Survey reveals low level of religious knowledge in young

Only 5 per cent, or one in 20, of 15 to 24-year-olds could quote the first of the 10 Commandments when interviewed for a new …

Only 5 per cent, or one in 20, of 15 to 24-year-olds could quote the first of the 10 Commandments when interviewed for a new survey in Ireland.

Almost one-third (32 per cent) could not say where Jesus was born and more than one-third (35 per cent) did not know what is celebrated at Easter.

These are among the findings, published today, of an opinion poll conducted last December and January by Lansdowne Market Research for the (Catholic) Iona Institute and the (Protestant) Evangelical Alliance Ireland group. The survey involved a representative sample of 950 people nationwide.

The poll on Christian teachings found that such knowledge was highest among those over 65 and lowest in the 15-24 age group.


The survey found that only 52 per cent of young people could name Matthew, Mark, Luke and John as the authors of the gospels, while only 38 per cent knew that there were four gospels.

Fewer than half of the 15 to 24-year-olds surveyed (47 per cent) could name "Father, Son and Holy Spirit/Ghost" as the three persons of the Trinity, while only 48 per cent were able to name Genesis as the first book of the Bible. Thirty-eight per cent were aware that there were seven Sacraments, but just 15 per cent knew that "transubstantiation" (whereby bread and wine is transformed into the body and blood of Christ) was the term used to describe what takes place at the Eucharist during Mass.

Only one in 10 of the young people surveyed was able to say that the Immaculate Conception referred to Mary, the mother of Jesus, being free of original sin. In fairness, less than one-third - 32 per cent - of the over-65s got that one right, compared to an average of 19 per cent for the survey as a whole.

David Quinn, director of the Iona Institute, said the findings of the survey indicated that the level of Christian knowledge among young Irish people was "alarmingly low".

This seemed especially so for those who were either still at school or had only recently left school, which was "probably the opposite of what you would expect", he said.

He called for an examination of the reasons why knowledge of the faith was "in such sharp decline".
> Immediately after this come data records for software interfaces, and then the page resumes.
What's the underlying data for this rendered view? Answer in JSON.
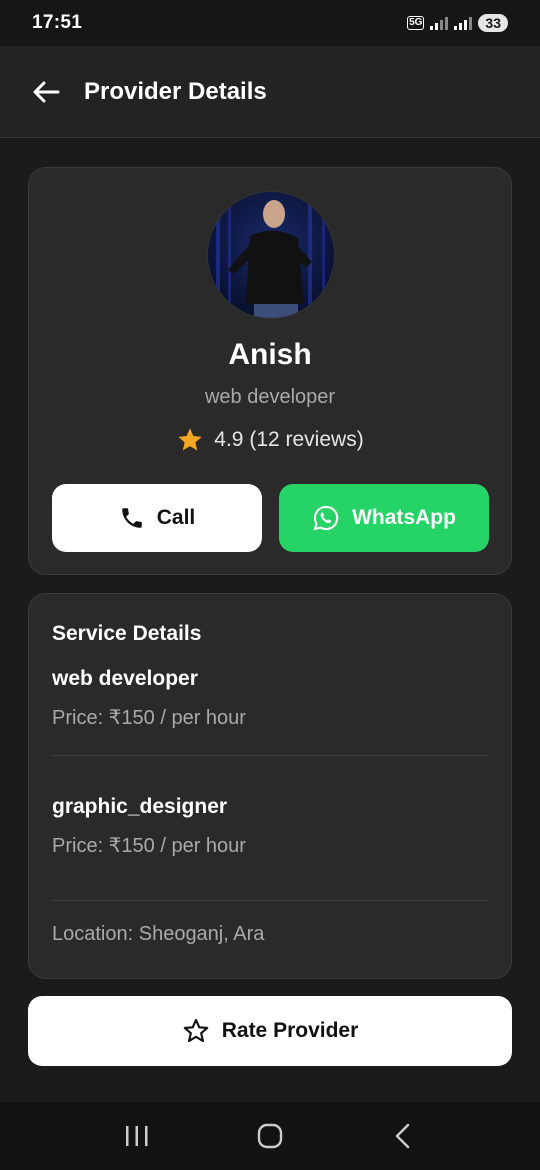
{
  "status_bar": {
    "time": "17:51",
    "network": "5G",
    "battery": "33",
    "icons": [
      "wifi-signal-icon",
      "cell-signal-icon",
      "battery-icon"
    ]
  },
  "app_bar": {
    "title": "Provider Details",
    "back_icon": "arrow-left-icon"
  },
  "profile": {
    "name": "Anish",
    "role": "web developer",
    "rating_value": "4.9",
    "rating_text": "4.9 (12 reviews)",
    "star_color": "#f5a623",
    "call_label": "Call",
    "whatsapp_label": "WhatsApp",
    "whatsapp_color": "#25d366"
  },
  "service_details": {
    "title": "Service Details",
    "services": [
      {
        "name": "web developer",
        "price": "Price: ₹150 / per hour"
      },
      {
        "name": "graphic_designer",
        "price": "Price: ₹150 / per hour"
      }
    ],
    "location": "Location: Sheoganj, Ara"
  },
  "rate_button": {
    "label": "Rate Provider",
    "icon": "star-outline-icon"
  },
  "nav_bar": {
    "items": [
      "recent-apps-icon",
      "home-icon",
      "back-icon"
    ]
  }
}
(The first of the 10 Commandments is "I am the Lord thy God. Thou shalt not have strange gods before me". Jesus was born in Bethlehem and Easter celebrates his Resurrection).

Patsy McGarry

Patsy McGarry

Patsy McGarry is a contributor to The Irish Times